Jan 13 2019
Paintings by Howard Fritz
at the Torriano Meeting House, 99 Torriano Avenue, London, NW5 2RX
from January 12th 2019
Work can be seen before & during all Torriano events –
The pleasure of writing about the well-attended opening of a new show of Howard Fritz paintings at The Torriano Meeting House is overshadowed by the awareness that this is a posthumous exhibition. Sadly, this very distinctive and original artist died in spring 2018 after a long illness, during which he was unable to paint. He did however leave a very considerable back catalogue and the dozen or so examples included here provide a welcome reminder of his gifts. As a friend and sometime collaborator in pairing poems with his images, I am glad of one more chance to comment on his work – and perhaps to introduce it to a fresh audience (see http://hwfritz.blogspot.com/ for numerous further examples).
The exhibition has been curated by Emily Johns , making selections from the archive held by Leah Fritz, and the paintings on display today are in some ways rather different from those featured in Howard’s previous Torriano exhibition exactly three years ago (described at https://londongrip.co.uk/2016/01/paintings-by-howard-fritz-at-the-torriano/). There are of course examples of his characteristic surreal juxtaposing of well-drawn but unrelated objects. What, for instance, are we to make of the imperious Nanny who may be trying to turn back the ocean liner that seems bent upon colliding with the dockside? And where is the child that should be in the pushchair? How has an astronaut’s helmet arrived at the top of an escalator leading to the Underground?
But, in contrast with the previous exhibition, we have here some earlier works in which Howard concentrated on a single subject. An example is the grotesque figure with goggles and balaclava hat who seems to be ascending in a chair-lift. But then, on the opposite wall, we see, perhaps, the tentative beginnings of the development of Howard’s later collage approach as he brings distinct elements together in the image of the seemingly levitating man operating a hoist to raise an empty bucket. Both these pictures involve much darker tones than the ones the artist adopted in his later, wonderfully luminescent canvases. There is one further picture, not illustrated here, which seems also to belong to the earlier, less complex, period and this too features a dark background in the middle of which theatre curtains are opening to reveal – startlingly – an oncoming aircraft.

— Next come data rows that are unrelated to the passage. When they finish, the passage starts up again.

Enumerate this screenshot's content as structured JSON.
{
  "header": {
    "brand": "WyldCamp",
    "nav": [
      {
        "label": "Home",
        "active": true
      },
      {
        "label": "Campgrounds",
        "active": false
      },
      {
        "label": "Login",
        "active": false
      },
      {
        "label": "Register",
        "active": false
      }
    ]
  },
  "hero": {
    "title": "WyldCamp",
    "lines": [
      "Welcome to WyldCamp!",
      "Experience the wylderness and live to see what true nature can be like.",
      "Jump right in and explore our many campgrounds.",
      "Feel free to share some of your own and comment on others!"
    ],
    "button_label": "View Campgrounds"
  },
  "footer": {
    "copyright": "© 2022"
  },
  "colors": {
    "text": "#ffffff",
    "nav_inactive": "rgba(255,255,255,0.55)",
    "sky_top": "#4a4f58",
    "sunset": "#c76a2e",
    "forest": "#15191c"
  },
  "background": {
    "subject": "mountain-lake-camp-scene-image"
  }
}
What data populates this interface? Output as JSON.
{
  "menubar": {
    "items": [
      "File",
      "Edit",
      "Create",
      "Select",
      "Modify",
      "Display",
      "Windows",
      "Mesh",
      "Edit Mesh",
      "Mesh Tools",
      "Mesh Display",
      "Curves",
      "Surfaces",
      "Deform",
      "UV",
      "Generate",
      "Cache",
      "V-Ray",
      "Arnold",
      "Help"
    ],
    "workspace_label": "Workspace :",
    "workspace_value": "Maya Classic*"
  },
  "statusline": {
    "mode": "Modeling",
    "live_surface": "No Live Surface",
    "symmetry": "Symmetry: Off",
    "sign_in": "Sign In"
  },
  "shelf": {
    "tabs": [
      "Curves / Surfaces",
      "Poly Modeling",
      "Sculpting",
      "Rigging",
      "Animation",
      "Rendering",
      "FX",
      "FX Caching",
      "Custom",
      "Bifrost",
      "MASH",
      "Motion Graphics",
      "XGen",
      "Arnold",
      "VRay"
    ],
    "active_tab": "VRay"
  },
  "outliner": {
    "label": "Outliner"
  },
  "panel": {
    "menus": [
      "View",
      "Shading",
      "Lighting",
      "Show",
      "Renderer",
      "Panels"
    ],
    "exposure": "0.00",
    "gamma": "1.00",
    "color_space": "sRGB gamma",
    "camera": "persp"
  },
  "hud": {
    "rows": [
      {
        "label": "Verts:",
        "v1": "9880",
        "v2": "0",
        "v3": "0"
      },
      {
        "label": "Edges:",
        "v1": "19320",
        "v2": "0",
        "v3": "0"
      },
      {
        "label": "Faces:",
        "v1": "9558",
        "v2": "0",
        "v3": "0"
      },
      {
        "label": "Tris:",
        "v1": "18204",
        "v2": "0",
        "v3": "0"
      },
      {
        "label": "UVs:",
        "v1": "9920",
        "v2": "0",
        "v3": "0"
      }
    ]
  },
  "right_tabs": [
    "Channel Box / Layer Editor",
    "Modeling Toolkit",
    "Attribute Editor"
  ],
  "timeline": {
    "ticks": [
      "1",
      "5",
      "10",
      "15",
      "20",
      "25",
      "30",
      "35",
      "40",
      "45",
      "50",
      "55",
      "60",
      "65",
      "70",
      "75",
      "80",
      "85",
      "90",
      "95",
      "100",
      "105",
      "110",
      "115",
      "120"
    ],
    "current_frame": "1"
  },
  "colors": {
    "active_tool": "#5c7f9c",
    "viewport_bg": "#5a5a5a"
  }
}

Each of these early pieces involves a machine of some sort; and Howard never seemed to lose his interest in the look of devices and contraptions of all kinds. (He was perhaps less concerned with how they actually worked.) An old fashioned washing machine behind a twisted tree was probably copied from 1930s advertising material – such things were a frequent source of inspiration. But he also drew on books and magazines about film since he was an enthusiastic movie-buff, being especially fond of films from the 1940s and 50s. Hence the soldiers in the left foreground could well have been captured from a still from a First World War movie.
However we should not think of Howard as being merely a copyist of existing images. Consider the enigmatic tableau involving a troubled-looking Victorian gentleman who is clearly distracted from paying attention to the woman who stands plaintively outside the window behind him. Howard may have started with a simple reproduction of the elegant chair in the foreground – but must then have decided it would be significantly enhanced by a pair of long legs in a short skirt. We cannot of course know the order in which the elements of the composition were introduced; but it is satisfying to conjecture that the legs might have been introduced to undercut the seriousness in the Heathcliff-Cathy scenario (?) hinted at in the left half of the painting.
There is, inevitably, a good deal of speculation in the preceding paragraphs. Howard seldom if ever volunteered an “interpretation” of his pictures; but he was always politely receptive of any theories that might be advanced by a viewer. Many artists, past and present, have published rather directive – not to say incomprehensible – manifestos as a way of promoting/explaining themselves and their work. Howard seems to have preferred to devote his time to producing paintings rather than analysing them; and in doing so he has left his audience free either to conduct its own philosophical ponderings or simply to enjoy some genuinely delightful pictures which keep offering fresh surprises.